**Required work**
Every line below that holds the string "value" must be copied.
+ + + + + + +
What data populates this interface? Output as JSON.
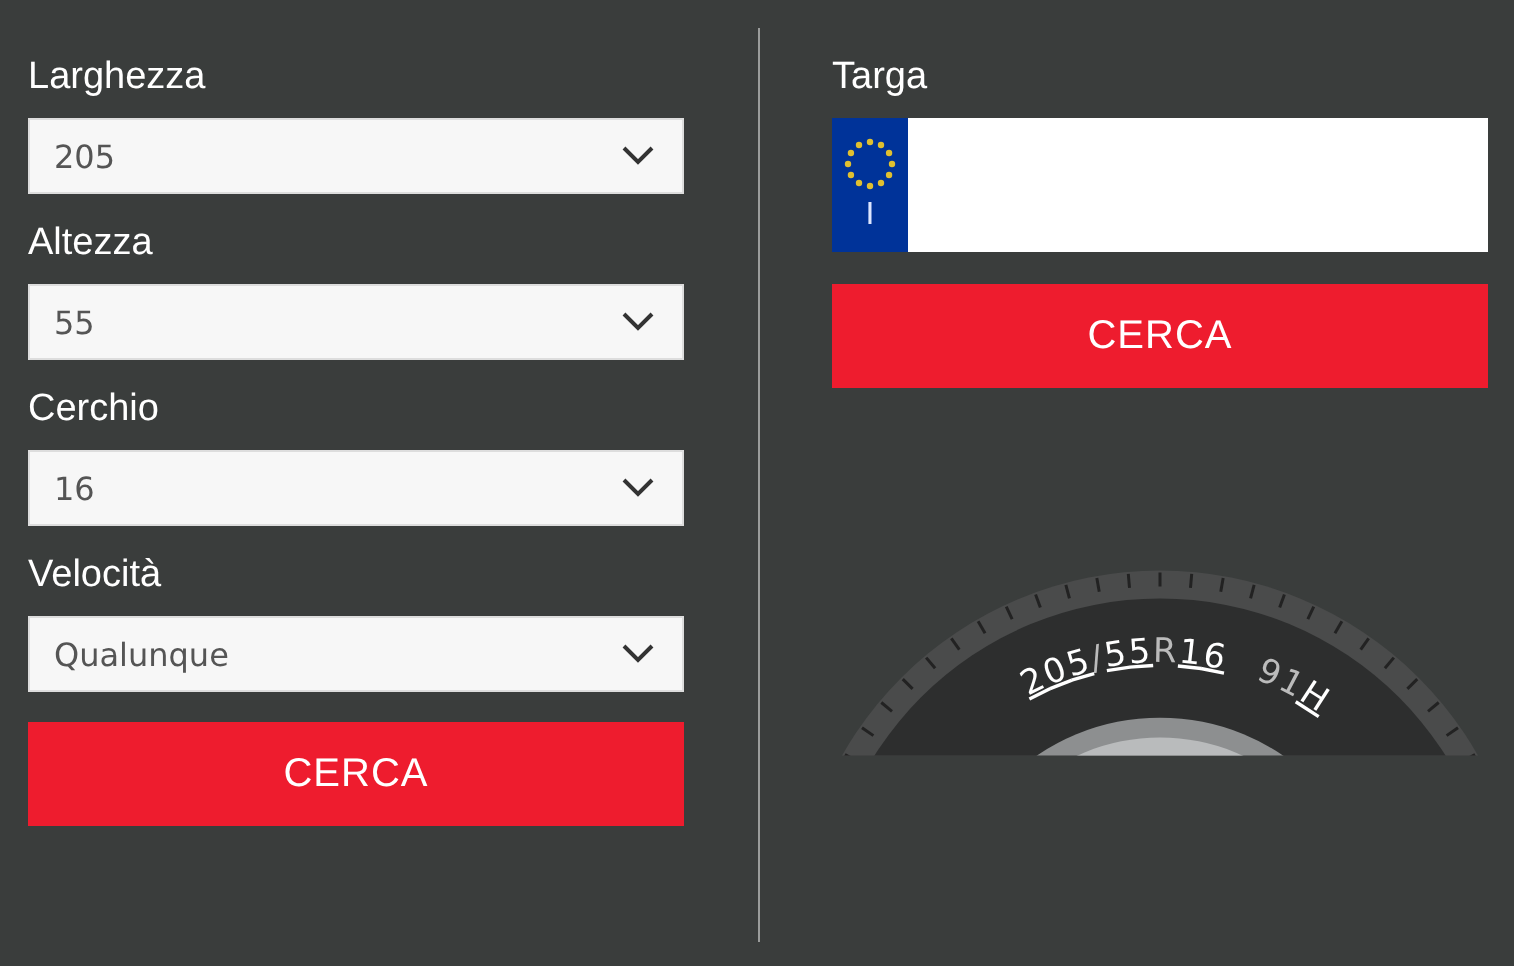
{
  "size_search": {
    "fields": [
      {
        "label": "Larghezza",
        "value": "205"
      },
      {
        "label": "Altezza",
        "value": "55"
      },
      {
        "label": "Cerchio",
        "value": "16"
      },
      {
        "label": "Velocità",
        "value": "Qualunque"
      }
    ],
    "button": "CERCA"
  },
  "plate_search": {
    "label": "Targa",
    "country_code": "I",
    "button": "CERCA"
  },
  "tire_markings": [
    {
      "text": "205",
      "underlined": true
    },
    {
      "text": "/",
      "underlined": false
    },
    {
      "text": "55",
      "underlined": true
    },
    {
      "text": "R",
      "underlined": false
    },
    {
      "text": "16",
      "underlined": true
    },
    {
      "text": "91",
      "underlined": false
    },
    {
      "text": "H",
      "underlined": true
    }
  ]
}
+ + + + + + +
**Task solution**
        "value": "205"
        "value": "55"
        "value": "16"
        "value": "Qualunque"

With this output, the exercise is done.